Activity Kits

Middle School Physical Science - Force and Motion

Next Generation Science Standards covered in this unit: 

MS.PS2.1: Apply Newton’s Third Law to design a solution to a problem involving the motion of two colliding objects.

MS.PS.2: Plan an investigation to provide evidence that the change in an object’s motion depends on the sum of the forces on the object and the mass of the object.

MS.PS4.1: Use mathematical representations to describe a simple model for waves that includes how the amplitude of a wave is related to the energy in a wave.





Screen Shot 2017-01-30 at 1.06.56 PM

Screen Shot 2017-01-30 at 1.07.29 PM



Screen Shot 2017-01-30 at 1.00.53 PM



Screen Shot 2017-01-30 at 1.00.17 PM



Screen Shot 2017-01-30 at 12.59.54 PM

Middle School Physical Science - Pressure and Reactions

Next Generation Science Standards covered in unit: 

MS-PS1-3: Analyze and interpret data on the properties of substances before and after the substances interact to determine if a chemical reaction has occurred.

MS-PS1-4: Develop a model that predicts and describes changes in particle motion, temperature, and state of a pure substance when thermal energy is added or removed.





Screen Shot 2017-01-30 at 11.18.27 AM

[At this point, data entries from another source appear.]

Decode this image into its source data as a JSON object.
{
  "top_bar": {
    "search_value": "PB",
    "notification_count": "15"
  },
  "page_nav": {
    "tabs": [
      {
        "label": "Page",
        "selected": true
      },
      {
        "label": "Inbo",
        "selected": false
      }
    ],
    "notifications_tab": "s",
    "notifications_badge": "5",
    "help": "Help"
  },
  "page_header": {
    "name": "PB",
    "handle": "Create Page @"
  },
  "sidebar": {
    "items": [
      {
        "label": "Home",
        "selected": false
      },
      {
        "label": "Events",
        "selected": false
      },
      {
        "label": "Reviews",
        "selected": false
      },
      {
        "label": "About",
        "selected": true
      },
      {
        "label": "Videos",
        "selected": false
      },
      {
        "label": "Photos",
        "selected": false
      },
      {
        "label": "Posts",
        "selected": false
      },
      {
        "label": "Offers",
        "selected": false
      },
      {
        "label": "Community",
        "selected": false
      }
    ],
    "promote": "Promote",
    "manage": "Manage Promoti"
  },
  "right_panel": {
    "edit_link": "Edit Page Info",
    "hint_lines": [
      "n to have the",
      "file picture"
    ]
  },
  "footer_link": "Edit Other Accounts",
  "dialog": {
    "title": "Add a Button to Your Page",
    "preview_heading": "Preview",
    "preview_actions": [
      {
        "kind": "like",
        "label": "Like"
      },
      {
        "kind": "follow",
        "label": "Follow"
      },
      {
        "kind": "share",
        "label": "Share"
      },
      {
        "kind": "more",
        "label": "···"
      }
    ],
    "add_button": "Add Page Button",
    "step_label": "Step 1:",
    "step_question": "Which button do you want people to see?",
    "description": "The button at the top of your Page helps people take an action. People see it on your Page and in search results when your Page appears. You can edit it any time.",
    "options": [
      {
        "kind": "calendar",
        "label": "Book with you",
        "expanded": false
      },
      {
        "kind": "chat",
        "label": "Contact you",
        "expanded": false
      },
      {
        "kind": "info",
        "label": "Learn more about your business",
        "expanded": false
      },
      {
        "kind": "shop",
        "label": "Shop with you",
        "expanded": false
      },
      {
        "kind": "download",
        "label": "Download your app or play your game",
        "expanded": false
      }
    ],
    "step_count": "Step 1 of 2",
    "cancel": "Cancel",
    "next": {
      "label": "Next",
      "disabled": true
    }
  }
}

Screen Shot 2017-02-16 at 11.37.36 AM

Middle School Physical Science - Energy and Velocity

Next Generation Science Standards covered in unit: 

MS.PS.2: Plan an investigation to provide evidence that the change in an object’s motion depends on the sum of the forces on the object and the mass of the object.

MS.PS3.1: Construct and interpret graphical displays of data to describe the relationships of kinetic energy to the mass of an object and to the speed of an object.

MS.PS3.5: Construct, use, and present arguments to support the claim that when the kinetic energy of an object changes, energy is transferred to or from the object.

ETS1.A: Defining and Delimiting an Engineering Problem

ETS1.B: Developing Possible Solutions





Screen Shot 2017-01-23 at 2.23.23 PM


Screen Shot 2017-01-30 at 10.42.35 AM



Screen Shot 2017-01-30 at 10.43.00 AM

Middle School Physical Science - Electromagnetism

Next Generation Science Standards covered in unit: 

MS.PS2.3: Ask questions about data to determine the factors that affect the strength of electric and magnetic forces.

MS.PS2.5: Conduct an investigation and evaluate the experimental design to provide evidence that fields exist between objects exerting forces on each other even though the objects are not in contact.



Screen Shot 2017-01-30 at 10.31.33 AM



Screen Shot 2017-01-30 at 10.32.12 AM

Linear Motion Unit

Understanding Linear Motion is a key foundation in Physics. Here are five labs that will take students through a Linear Motion unit featuring PocketLab. The unit aligns with the Linear Motion chapter in all editions of Paul Hewitt's Conceptual Physics text. It also aligns with the following NGSS and Common Core Standards:

Middle School Physical Science (Grades 6-8)

NGSS
Unit provides foundation for understanding Newton's Three Laws of Motion. Key for the following standards:
-MS-PS1-1
-MS-PS2-2
-Cross Cutting Concepts: Cause and Effect

Common Core ELA/Literacy
-RST.6-8.3:

Common Core Mathematics
-MP.2
-6.NS.C.5
-7.EE.B.4

Link to Middle School Standards: http://www.nextgenscience.org/...-forces-interactions


High School Physical Science (Grades 9 - 12)

NGSS
-HS-PS2-1
-Cross Cutting Concepts: Cause and Effect

Common Core ELA/Literacy
-RST.11-12.7

Common Core Mathematics
-MP.2
-MP.4
-HSN.Q.A.1
-HSA.SSE.A.1
-HSA.CED.A.4
-HSF.1F.C.7

Link to High School Standards: http://www.nextgenscience.org/...-forces-interactions

Instructibles: Build a PocketLab based Seismograph

Follow this link to the Instructibles website for instructions on how to build a PocketLab Seismograph. 

From the intro on Instructibles: 

Living in California, earthquakes are a part of life. Sooner or later, you'll feel one, and the first time can be pretty scary! If it's a small earthquake, which thankfully most are, it's actually hard to know for sure until you check the news later on. Sometimes a painting shakes on the wall, or a hanging lamp starts swinging, or you hear a rumbling sound - most small earthquakes are much more difficult to notice than you would expect.

In order to detect low magnitude earthquakes, we wanted to build a very sensitive Seismometer. This project was quite easy, mostly some carpentry, and the detector was a PocketLab sensor, using the magnetometer function. An iPad was used for data collection.

 
×
×
×
×